To reduce complications, we will assume that your gross rental income amount is almost similar to the Annual Value (AV) of the property— the yearly rental income that your property has the potential of generating as approximated by Inland Revenue Authority of Singapore (IRAS). You can always check the AV of your property for clarity purposes.

If your AV is $30,000, your net tax payable amount should be $3,000. Assume that the annual running bill to be a total of $2,000. We also include the property agent’s commissions (probably a one month’s rent based on how you agreed). Now to get the average figure before factoring in the interest if there was a property loan involved, the value should be ($30,000-$3,000-$2,000-$2,000= $23,000).

**If you want to buy the property through a loan, subtract it from the net rental income.**

Most property owners prefer purchasing property through loans while others have enough saved for the task. If you don’t need the property loan, you don’t need to subtract any amount from your rental income, and in this case, it will be $23,000.

However, if you are going through the loan style, for a property worth one million, we shall assume a loan of $800,000 which is 80% the price of the property. We shall also consider an interest rate of 1.6 per annum of over 25 years. Your annual interest (only) payment will be $12,800 yearly. Subtract this amount to your yearly rental income of 23,000, and this gives you an annual rental income of $10,200.

**Calculate your net rental yield**

Now you have some figure ready and some good non-exaggerated approximations. The next thing to do is calculate your total cash expense which includes stamp duties, your own down payment, and other instinctive costs. One of these down payments is the $200,000 from the property price that the loan didn’t cover ($1,000,000 – $800,000= $200,000).

Let’s also assume that you’re a Singapore citizen and apply the 7% Additional Buyers Stamp Duty on top of the primary Buyers Stamp Duty. You can calculate your rate from the IRAS portal. In our case, the amount is $24,600. We will also add a reasonable amount of $30,000 for furnishing and renovations.

We will include a $ 15,000 for legal costs such and additional rental income tax. This will total to ($200,000+ $24,600+$30,000+$15,000= $269,600).

Finally, to get your annual net rental yield also called the net Return on Investment (ROI), you divide your annual rental income by the total expenditure. This would be ($10,200/$269,600) x 100= 3.78%. This is the actual percentage that you will earn after renting your property.

**Essential additional factors you should put into considerations**

This method of calculation does not address certain risks like appreciation of properties and increase of mortgage interest rates. For instance, if the mortgage interest rate used to be 1.6% and it rises to 1.9 %, your net rental yield will reduce from 3.78 to about 3.3%. That is why it is crucial to refinance once in a while to keep the costs down.

This calculation does not take into account that your property can depreciate instead of appreciating –although the chances of this happening are very minimal unless you have neglected your property.

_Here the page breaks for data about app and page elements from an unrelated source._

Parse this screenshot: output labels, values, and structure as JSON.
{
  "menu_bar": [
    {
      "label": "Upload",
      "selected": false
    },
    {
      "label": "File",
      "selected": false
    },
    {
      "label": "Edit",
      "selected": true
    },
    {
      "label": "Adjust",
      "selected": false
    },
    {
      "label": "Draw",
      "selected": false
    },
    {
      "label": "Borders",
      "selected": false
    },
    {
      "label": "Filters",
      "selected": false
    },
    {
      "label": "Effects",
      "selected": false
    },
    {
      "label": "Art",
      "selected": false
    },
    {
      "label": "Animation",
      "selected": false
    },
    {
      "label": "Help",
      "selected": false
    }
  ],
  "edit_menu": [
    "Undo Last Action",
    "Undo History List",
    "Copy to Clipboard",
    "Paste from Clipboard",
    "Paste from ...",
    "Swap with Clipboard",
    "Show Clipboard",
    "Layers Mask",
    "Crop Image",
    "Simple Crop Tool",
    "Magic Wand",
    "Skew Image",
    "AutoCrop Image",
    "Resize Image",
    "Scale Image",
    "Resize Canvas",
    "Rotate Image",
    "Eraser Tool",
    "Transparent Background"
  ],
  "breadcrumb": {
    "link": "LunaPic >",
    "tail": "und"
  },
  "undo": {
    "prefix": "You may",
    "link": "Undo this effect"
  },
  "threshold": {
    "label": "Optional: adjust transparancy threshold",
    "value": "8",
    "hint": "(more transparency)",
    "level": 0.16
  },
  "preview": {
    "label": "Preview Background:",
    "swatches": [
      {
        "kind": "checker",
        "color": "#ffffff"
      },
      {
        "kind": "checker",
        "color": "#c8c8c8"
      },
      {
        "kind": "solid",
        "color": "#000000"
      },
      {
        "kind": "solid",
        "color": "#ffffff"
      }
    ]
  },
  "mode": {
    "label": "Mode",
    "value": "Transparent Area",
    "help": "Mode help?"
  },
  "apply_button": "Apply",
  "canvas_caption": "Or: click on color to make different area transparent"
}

It is also important to pay attention to the property market most substantially the rental property market, because if the market weakens you may end up with very many vacancies.

In most cases, this happens to a developing town or city where there are a number of upcoming buildings every other time. That is why you need to check the location, the likelihood of more condos coming up, the rates and many other factors that may influence the property market.

#### You may also like to read:

What Do Millennials Do With Their First Paycheck?

Benefits That A Cashless Society Brings

For Self-Employed Singaporeans, Personal Loans are Tougher to Get

(By Molly Joshi)

**Related Articles**

- A look at the rental yields of the property landscape in Singapore

- A quick guide to being a financially responsible adult!

- The key to success in investing in Japanese property for rental purposes